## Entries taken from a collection
╔══

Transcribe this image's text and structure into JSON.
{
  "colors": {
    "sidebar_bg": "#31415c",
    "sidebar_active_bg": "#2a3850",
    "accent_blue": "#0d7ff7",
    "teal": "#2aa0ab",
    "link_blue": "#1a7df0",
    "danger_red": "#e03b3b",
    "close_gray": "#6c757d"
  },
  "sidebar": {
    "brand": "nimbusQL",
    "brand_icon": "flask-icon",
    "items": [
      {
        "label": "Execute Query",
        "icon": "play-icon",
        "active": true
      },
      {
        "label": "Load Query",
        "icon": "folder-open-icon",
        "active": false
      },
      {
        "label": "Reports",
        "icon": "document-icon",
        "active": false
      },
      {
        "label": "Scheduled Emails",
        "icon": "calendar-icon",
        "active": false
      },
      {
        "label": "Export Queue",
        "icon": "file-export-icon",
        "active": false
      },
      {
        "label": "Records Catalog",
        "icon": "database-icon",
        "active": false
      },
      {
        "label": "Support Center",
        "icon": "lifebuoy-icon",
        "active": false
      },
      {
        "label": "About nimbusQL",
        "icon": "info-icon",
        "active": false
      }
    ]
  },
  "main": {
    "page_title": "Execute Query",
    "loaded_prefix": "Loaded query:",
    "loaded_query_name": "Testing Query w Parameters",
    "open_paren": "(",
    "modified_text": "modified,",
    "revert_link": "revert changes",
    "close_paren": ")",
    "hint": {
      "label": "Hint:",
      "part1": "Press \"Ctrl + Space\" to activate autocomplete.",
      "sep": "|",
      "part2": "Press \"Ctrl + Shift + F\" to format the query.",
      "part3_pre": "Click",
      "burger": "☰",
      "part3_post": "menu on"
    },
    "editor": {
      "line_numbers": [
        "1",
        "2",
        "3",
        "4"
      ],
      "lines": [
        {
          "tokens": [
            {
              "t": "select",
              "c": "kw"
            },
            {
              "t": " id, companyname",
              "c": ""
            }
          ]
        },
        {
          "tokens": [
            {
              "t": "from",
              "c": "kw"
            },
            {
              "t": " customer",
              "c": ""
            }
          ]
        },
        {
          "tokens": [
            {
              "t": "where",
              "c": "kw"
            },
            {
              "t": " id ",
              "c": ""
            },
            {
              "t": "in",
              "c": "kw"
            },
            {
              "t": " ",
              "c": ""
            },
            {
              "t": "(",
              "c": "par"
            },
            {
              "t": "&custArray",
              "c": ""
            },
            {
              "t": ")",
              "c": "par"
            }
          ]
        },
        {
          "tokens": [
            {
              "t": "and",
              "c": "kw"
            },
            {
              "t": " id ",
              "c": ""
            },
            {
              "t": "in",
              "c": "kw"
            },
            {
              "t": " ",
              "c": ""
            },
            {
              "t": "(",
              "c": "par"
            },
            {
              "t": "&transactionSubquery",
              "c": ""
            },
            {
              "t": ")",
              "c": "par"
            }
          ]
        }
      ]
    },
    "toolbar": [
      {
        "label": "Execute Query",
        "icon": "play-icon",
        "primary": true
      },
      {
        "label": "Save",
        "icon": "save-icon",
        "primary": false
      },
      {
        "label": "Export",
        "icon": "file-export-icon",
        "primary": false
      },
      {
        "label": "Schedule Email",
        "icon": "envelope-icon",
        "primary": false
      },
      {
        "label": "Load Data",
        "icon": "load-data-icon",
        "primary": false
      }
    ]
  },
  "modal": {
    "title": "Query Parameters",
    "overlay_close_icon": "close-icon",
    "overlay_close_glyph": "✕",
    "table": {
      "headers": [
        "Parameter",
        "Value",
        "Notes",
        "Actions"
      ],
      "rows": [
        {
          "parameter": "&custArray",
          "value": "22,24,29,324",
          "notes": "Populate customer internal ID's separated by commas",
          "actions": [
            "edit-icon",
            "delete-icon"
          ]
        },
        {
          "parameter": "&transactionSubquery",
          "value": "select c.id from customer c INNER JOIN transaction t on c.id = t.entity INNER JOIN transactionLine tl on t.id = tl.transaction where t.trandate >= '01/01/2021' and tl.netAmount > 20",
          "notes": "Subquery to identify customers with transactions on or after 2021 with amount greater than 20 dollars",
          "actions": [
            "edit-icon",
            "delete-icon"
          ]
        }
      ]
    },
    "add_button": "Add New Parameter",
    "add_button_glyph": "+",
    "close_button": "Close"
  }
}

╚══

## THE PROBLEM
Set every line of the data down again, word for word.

## EXERCISE ANSWER
Transcribe this image's text and structure into JSON.
{
  "colors": {
    "sidebar_bg": "#31415c",
    "sidebar_active_bg": "#2a3850",
    "accent_blue": "#0d7ff7",
    "teal": "#2aa0ab",
    "link_blue": "#1a7df0",
    "danger_red": "#e03b3b",
    "close_gray": "#6c757d"
  },
  "sidebar": {
    "brand": "nimbusQL",
    "brand_icon": "flask-icon",
    "items": [
      {
        "label": "Execute Query",
        "icon": "play-icon",
        "active": true
      },
      {
        "label": "Load Query",
        "icon": "folder-open-icon",
        "active": false
      },
      {
        "label": "Reports",
        "icon": "document-icon",
        "active": false
      },
      {
        "label": "Scheduled Emails",
        "icon": "calendar-icon",
        "active": false
      },
      {
        "label": "Export Queue",
        "icon": "file-export-icon",
        "active": false
      },
      {
        "label": "Records Catalog",
        "icon": "database-icon",
        "active": false
      },
      {
        "label": "Support Center",
        "icon": "lifebuoy-icon",
        "active": false
      },
      {
        "label": "About nimbusQL",
        "icon": "info-icon",
        "active": false
      }
    ]
  },
  "main": {
    "page_title": "Execute Query",
    "loaded_prefix": "Loaded query:",
    "loaded_query_name": "Testing Query w Parameters",
    "open_paren": "(",
    "modified_text": "modified,",
    "revert_link": "revert changes",
    "close_paren": ")",
    "hint": {
      "label": "Hint:",
      "part1": "Press \"Ctrl + Space\" to activate autocomplete.",
      "sep": "|",
      "part2": "Press \"Ctrl + Shift + F\" to format the query.",
      "part3_pre": "Click",
      "burger": "☰",
      "part3_post": "menu on"
    },
    "editor": {
      "line_numbers": [
        "1",
        "2",
        "3",
        "4"
      ],
      "lines": [
        {
          "tokens": [
            {
              "t": "select",
              "c": "kw"
            },
            {
              "t": " id, companyname",
              "c": ""
            }
          ]
        },
        {
          "tokens": [
            {
              "t": "from",
              "c": "kw"
            },
            {
              "t": " customer",
              "c": ""
            }
          ]
        },
        {
          "tokens": [
            {
              "t": "where",
              "c": "kw"
            },
            {
              "t": " id ",
              "c": ""
            },
            {
              "t": "in",
              "c": "kw"
            },
            {
              "t": " ",
              "c": ""
            },
            {
              "t": "(",
              "c": "par"
            },
            {
              "t": "&custArray",
              "c": ""
            },
            {
              "t": ")",
              "c": "par"
            }
          ]
        },
        {
          "tokens": [
            {
              "t": "and",
              "c": "kw"
            },
            {
              "t": " id ",
              "c": ""
            },
            {
              "t": "in",
              "c": "kw"
            },
            {
              "t": " ",
              "c": ""
            },
            {
              "t": "(",
              "c": "par"
            },
            {
              "t": "&transactionSubquery",
              "c": ""
            },
            {
              "t": ")",
              "c": "par"
            }
          ]
        }
      ]
    },
    "toolbar": [
      {
        "label": "Execute Query",
        "icon": "play-icon",
        "primary": true
      },
      {
        "label": "Save",
        "icon": "save-icon",
        "primary": false
      },
      {
        "label": "Export",
        "icon": "file-export-icon",
        "primary": false
      },
      {
        "label": "Schedule Email",
        "icon": "envelope-icon",
        "primary": false
      },
      {
        "label": "Load Data",
        "icon": "load-data-icon",
        "primary": false
      }
    ]
  },
  "modal": {
    "title": "Query Parameters",
    "overlay_close_icon": "close-icon",
    "overlay_close_glyph": "✕",
    "table": {
      "headers": [
        "Parameter",
        "Value",
        "Notes",
        "Actions"
      ],
      "rows": [
        {
          "parameter": "&custArray",
          "value": "22,24,29,324",
          "notes": "Populate customer internal ID's separated by commas",
          "actions": [
            "edit-icon",
            "delete-icon"
          ]
        },
        {
          "parameter": "&transactionSubquery",
          "value": "select c.id from customer c INNER JOIN transaction t on c.id = t.entity INNER JOIN transactionLine tl on t.id = tl.transaction where t.trandate >= '01/01/2021' and tl.netAmount > 20",
          "notes": "Subquery to identify customers with transactions on or after 2021 with amount greater than 20 dollars",
          "actions": [
            "edit-icon",
            "delete-icon"
          ]
        }
      ]
    },
    "add_button": "Add New Parameter",
    "add_button_glyph": "+",
    "close_button": "Close"
  }
}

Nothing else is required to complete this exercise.